As often as I am on the prowl for the new and interesting events of the day to see where spirituality is at work, I am just as often very content to stay with the daily lectionary readings for inspiration. Perhaps this is like a two-handed approach. On the one hand, I watch for spiritual novelty. I think God continues to work in our world doing new things, if we but had eyes. I try to use my eyes to catch these new things. On the other hand, there is the traditional---the oldies, but goodies. God is just as much involved in speaking through tradition if we but had eyes to see.
So today it is the traditional that spoke to me. When I use the daily lectionary---the daily readings provided by the monastic community---I start with morning prayer. If I were really at a monastery, these would be the hymns, scriptural readings, and prayers that the monks would chant and say. I can’t be at the monastery every morning, but I can participate in what I know they are doing.
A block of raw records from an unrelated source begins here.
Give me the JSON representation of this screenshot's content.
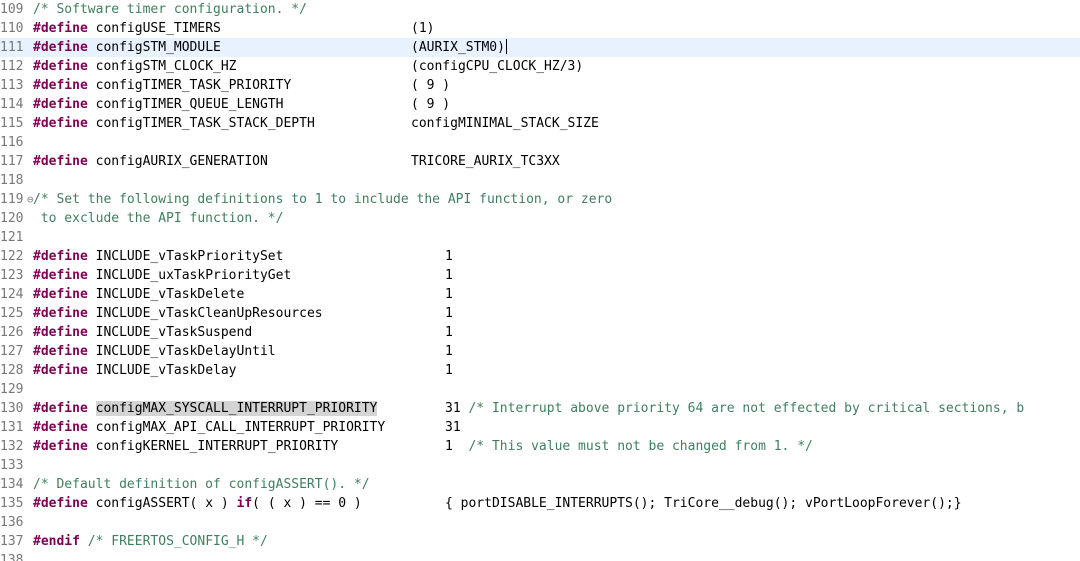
{
  "editor": {
    "lines": [
      {
        "no": "109",
        "parts": [
          {
            "t": "/* Software timer configuration. */",
            "k": "cm"
          }
        ]
      },
      {
        "no": "110",
        "parts": [
          {
            "t": "#define",
            "k": "kw"
          },
          {
            "t": " configUSE_TIMERS",
            "k": ""
          }
        ],
        "val": "(1)",
        "col": 411
      },
      {
        "no": "111",
        "current": true,
        "parts": [
          {
            "t": "#define",
            "k": "kw"
          },
          {
            "t": " configSTM_MODULE",
            "k": ""
          }
        ],
        "val": "(AURIX_STM0)",
        "col": 411,
        "caret": true
      },
      {
        "no": "112",
        "parts": [
          {
            "t": "#define",
            "k": "kw"
          },
          {
            "t": " configSTM_CLOCK_HZ",
            "k": ""
          }
        ],
        "val": "(configCPU_CLOCK_HZ/3)",
        "col": 411
      },
      {
        "no": "113",
        "parts": [
          {
            "t": "#define",
            "k": "kw"
          },
          {
            "t": " configTIMER_TASK_PRIORITY",
            "k": ""
          }
        ],
        "val": "( 9 )",
        "col": 411
      },
      {
        "no": "114",
        "parts": [
          {
            "t": "#define",
            "k": "kw"
          },
          {
            "t": " configTIMER_QUEUE_LENGTH",
            "k": ""
          }
        ],
        "val": "( 9 )",
        "col": 411
      },
      {
        "no": "115",
        "parts": [
          {
            "t": "#define",
            "k": "kw"
          },
          {
            "t": " configTIMER_TASK_STACK_DEPTH",
            "k": ""
          }
        ],
        "val": "configMINIMAL_STACK_SIZE",
        "col": 411
      },
      {
        "no": "116",
        "parts": []
      },
      {
        "no": "117",
        "parts": [
          {
            "t": "#define",
            "k": "kw"
          },
          {
            "t": " configAURIX_GENERATION",
            "k": ""
          }
        ],
        "val": "TRICORE_AURIX_TC3XX",
        "col": 411
      },
      {
        "no": "118",
        "parts": []
      },
      {
        "no": "119",
        "fold": "⊖",
        "parts": [
          {
            "t": "/* Set the following definitions to 1 to include the API function, or zero",
            "k": "cm"
          }
        ]
      },
      {
        "no": "120",
        "parts": [
          {
            "t": " to exclude the API function. */",
            "k": "cm"
          }
        ]
      },
      {
        "no": "121",
        "parts": []
      },
      {
        "no": "122",
        "parts": [
          {
            "t": "#define",
            "k": "kw"
          },
          {
            "t": " INCLUDE_vTaskPrioritySet",
            "k": ""
          }
        ],
        "val": "1",
        "col": 445
      },
      {
        "no": "123",
        "parts": [
          {
            "t": "#define",
            "k": "kw"
          },
          {
            "t": " INCLUDE_uxTaskPriorityGet",
            "k": ""
          }
        ],
        "val": "1",
        "col": 445
      },
      {
        "no": "124",
        "parts": [
          {
            "t": "#define",
            "k": "kw"
          },
          {
            "t": " INCLUDE_vTaskDelete",
            "k": ""
          }
        ],
        "val": "1",
        "col": 445
      },
      {
        "no": "125",
        "parts": [
          {
            "t": "#define",
            "k": "kw"
          },
          {
            "t": " INCLUDE_vTaskCleanUpResources",
            "k": ""
          }
        ],
        "val": "1",
        "col": 445
      },
      {
        "no": "126",
        "parts": [
          {
            "t": "#define",
            "k": "kw"
          },
          {
            "t": " INCLUDE_vTaskSuspend",
            "k": ""
          }
        ],
        "val": "1",
        "col": 445
      },
      {
        "no": "127",
        "parts": [
          {
            "t": "#define",
            "k": "kw"
          },
          {
            "t": " INCLUDE_vTaskDelayUntil",
            "k": ""
          }
        ],
        "val": "1",
        "col": 445
      },
      {
        "no": "128",
        "parts": [
          {
            "t": "#define",
            "k": "kw"
          },
          {
            "t": " INCLUDE_vTaskDelay",
            "k": ""
          }
        ],
        "val": "1",
        "col": 445
      },
      {
        "no": "129",
        "parts": []
      },
      {
        "no": "130",
        "parts": [
          {
            "t": "#define",
            "k": "kw"
          },
          {
            "t": " ",
            "k": ""
          },
          {
            "t": "configMAX_SYSCALL_INTERRUPT_PRIORITY",
            "k": "hl"
          }
        ],
        "val": "31",
        "col": 445,
        "comment": " /* Interrupt above priority 64 are not effected by critical sections, b"
      },
      {
        "no": "131",
        "parts": [
          {
            "t": "#define",
            "k": "kw"
          },
          {
            "t": " configMAX_API_CALL_INTERRUPT_PRIORITY",
            "k": ""
          }
        ],
        "val": "31",
        "col": 445
      },
      {
        "no": "132",
        "parts": [
          {
            "t": "#define",
            "k": "kw"
          },
          {
            "t": " configKERNEL_INTERRUPT_PRIORITY",
            "k": ""
          }
        ],
        "val": "1",
        "col": 445,
        "comment": "  /* This value must not be changed from 1. */"
      },
      {
        "no": "133",
        "parts": []
      },
      {
        "no": "134",
        "parts": [
          {
            "t": "/* Default definition of configASSERT(). */",
            "k": "cm"
          }
        ]
      },
      {
        "no": "135",
        "parts": [
          {
            "t": "#define",
            "k": "kw"
          },
          {
            "t": " configASSERT( x ) ",
            "k": ""
          },
          {
            "t": "if",
            "k": "kw"
          },
          {
            "t": "( ( x ) == 0 )",
            "k": ""
          }
        ],
        "val": "{ portDISABLE_INTERRUPTS(); TriCore__debug(); vPortLoopForever();}",
        "col": 445
      },
      {
        "no": "136",
        "parts": []
      },
      {
        "no": "137",
        "parts": [
          {
            "t": "#endif",
            "k": "kw"
          },
          {
            "t": " ",
            "k": ""
          },
          {
            "t": "/* FREERTOS_CONFIG_H */",
            "k": "cm"
          }
        ]
      },
      {
        "no": "138",
        "parts": []
      }
    ]
  }
}
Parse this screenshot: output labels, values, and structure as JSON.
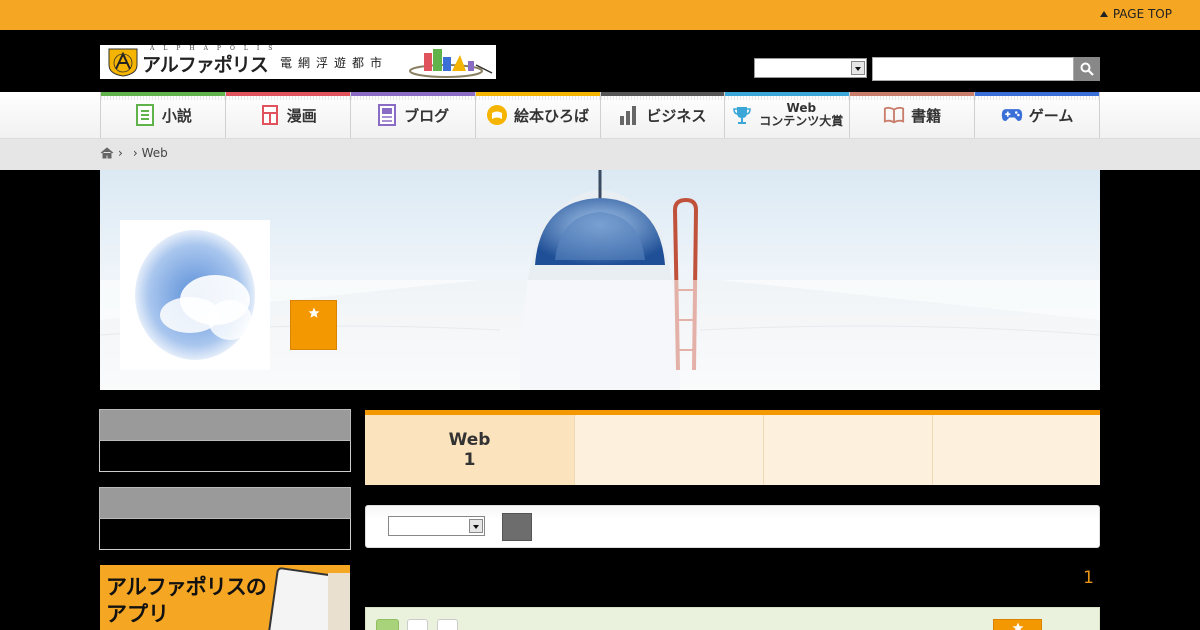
{
  "topbar": {
    "page_top_label": "PAGE TOP"
  },
  "header": {
    "logo_sub": "ALPHAPOLIS",
    "logo_name": "アルファポリス",
    "logo_city": "電網浮遊都市",
    "search": {
      "category_value": "",
      "query_value": "",
      "query_placeholder": ""
    }
  },
  "nav": {
    "items": [
      {
        "label": "小説",
        "icon": "novel-icon",
        "color": "#5fb34a"
      },
      {
        "label": "漫画",
        "icon": "manga-icon",
        "color": "#e0525c"
      },
      {
        "label": "ブログ",
        "icon": "blog-icon",
        "color": "#8a6cc4"
      },
      {
        "label": "絵本ひろば",
        "icon": "picturebook-icon",
        "color": "#f5b400"
      },
      {
        "label": "ビジネス",
        "icon": "business-icon",
        "color": "#555555"
      },
      {
        "label_line1": "Web",
        "label_line2": "コンテンツ大賞",
        "icon": "trophy-icon",
        "color": "#3aa7d8"
      },
      {
        "label": "書籍",
        "icon": "book-icon",
        "color": "#c97d6a"
      },
      {
        "label": "ゲーム",
        "icon": "gamepad-icon",
        "color": "#3a6fd8"
      }
    ]
  },
  "breadcrumb": {
    "sep1": "›",
    "sep2": "›",
    "current": "Web"
  },
  "profile": {
    "favorite_icon": "star-icon"
  },
  "main": {
    "tabs": [
      {
        "line1": "Web",
        "line2": "1"
      },
      {
        "line1": "",
        "line2": ""
      },
      {
        "line1": "",
        "line2": ""
      },
      {
        "line1": "",
        "line2": ""
      }
    ],
    "filter": {
      "sort_value": ""
    },
    "result_count": "1"
  },
  "sidebar": {
    "app_banner_line1": "アルファポリスの",
    "app_banner_line2": "アプリ"
  },
  "colors": {
    "accent": "#f39800",
    "topbar": "#f5a623",
    "tab_bg": "#fdf0dc"
  }
}
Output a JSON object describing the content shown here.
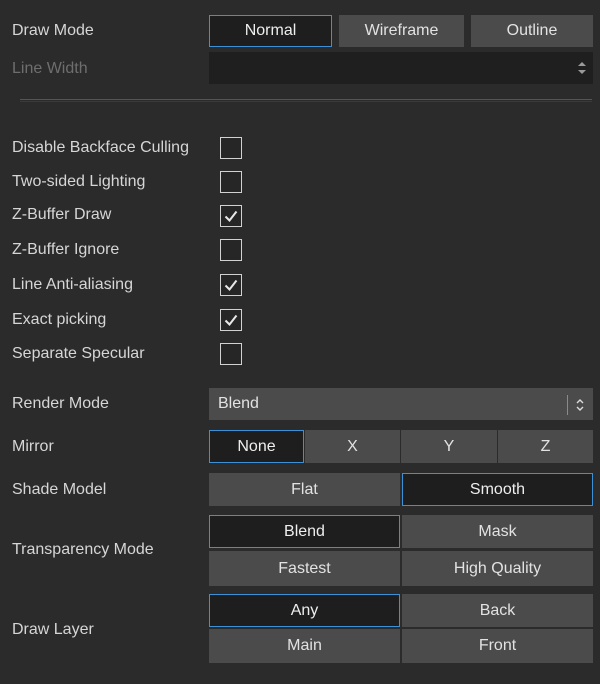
{
  "draw_mode": {
    "label": "Draw Mode",
    "options": [
      "Normal",
      "Wireframe",
      "Outline"
    ],
    "selected": "Normal"
  },
  "line_width": {
    "label": "Line Width",
    "value": ""
  },
  "checkboxes": [
    {
      "label": "Disable Backface Culling",
      "checked": false
    },
    {
      "label": "Two-sided Lighting",
      "checked": false
    },
    {
      "label": "Z-Buffer Draw",
      "checked": true
    },
    {
      "label": "Z-Buffer Ignore",
      "checked": false
    },
    {
      "label": "Line Anti-aliasing",
      "checked": true
    },
    {
      "label": "Exact picking",
      "checked": true
    },
    {
      "label": "Separate Specular",
      "checked": false
    }
  ],
  "render_mode": {
    "label": "Render Mode",
    "value": "Blend"
  },
  "mirror": {
    "label": "Mirror",
    "options": [
      "None",
      "X",
      "Y",
      "Z"
    ],
    "selected": "None"
  },
  "shade_model": {
    "label": "Shade Model",
    "options": [
      "Flat",
      "Smooth"
    ],
    "selected": "Smooth"
  },
  "transparency_mode": {
    "label": "Transparency Mode",
    "options": [
      "Blend",
      "Mask",
      "Fastest",
      "High Quality"
    ],
    "selected": "Blend"
  },
  "draw_layer": {
    "label": "Draw Layer",
    "options": [
      "Any",
      "Back",
      "Main",
      "Front"
    ],
    "selected": "Any"
  },
  "icons": {
    "spinner": "spinner-arrows-icon",
    "dropdown": "dropdown-arrows-icon",
    "check": "checkmark-icon"
  },
  "colors": {
    "background": "#2b2b2b",
    "button": "#4b4b4b",
    "selected_button": "#1e1e1e",
    "accent_border": "#3d8fd6"
  }
}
Today’s morning prayer opened with a familiar prayer---the one they pray to open every morning time of worship. And then comes a hymn. This morning’s hymn particularly spoke to me. Allow me to share the first stanza and then to reflect on it. The hymn begins as if it were a prayer to God:
Creator of the earth and skies,
To whom the words of life belong,
Grant us thy truth to make us wise;
Grant us thy power to make us strong.
To address God as Creator is one of my favorite ways of greeting the Divinity. I do think of God as Creator and as creative. If forced to try to explain how God creates, I find myself on shaky ground. I do not take the Genesis creation story literally. I don’t think God used seven literal days to create the world we know. I trust the scientists who tell me the story of evolution. Somehow I think God created in an evolutionary fashion. And if that is true, then God is continuing to create. I actually think that is cool that God is still creatively at work!
God is the creator of earth and skies. That says to me that God is the Creator of the entire universe. And it is to that creative God that “the words of life belong.” That phrase is a little harder to understand. In the first place the words of life may well be a reference to that Genesis creation account where God “speaks” the creation into existence. In that account God keeps saying, “let there be” and, lo and behold, there was! There was light; there were animals; there were human beings. And it all was good!
The last two lines of the hymn really caught my attention. Both of these lines are petitions. One line asks God to “grant us thy truth to make us wise.” The first thing to strike me about this is that it is a prayer of the community. It is not the lone individual sitting with this request. The line uses plural language---grant “us.”
Grant us truth. Yes, but the real request is to become wise. And we become wise by learning and knowing the truth. I suspect this hymn is talking about a particular kind of truth---a spiritual truth. It is not the truth to be discovered in a laboratory, but rather a truth that is discovered in the heart. What kind of truth would this be?
One aspect of that kind of truth that makes us wise would be the truth that God is love. And our Divine calling is to know this love, to embody this love in our actions in the world so that we might become peacemakers. Just think what a different world this would be if we all could know, accept, and live this truth. Heck, we would have a difficult time finding a war in which we could fight!
The last line of the hymn is also a petition: grant us power to make us strong. I like that request. I doubt the hymn writer meant physical power. This is not a call to hit the weight room and develop muscles. I think the writer is talking about spiritual and psychological power. Probably it is the power to live out the truth, which God will grant us.
It is the power, which strengthens us to be strong in a principled life. It will make us strong in the face of temptations to lie, cheat and steal. I know I am tempted to lie to myself---to pretend to be who I am not. I am tempted to cheat. I can cut spiritual corners and hope “God understands!” I am capable of stealing. I don’t steal money. But I might steal someone else’s rights, privileges, and due rewards.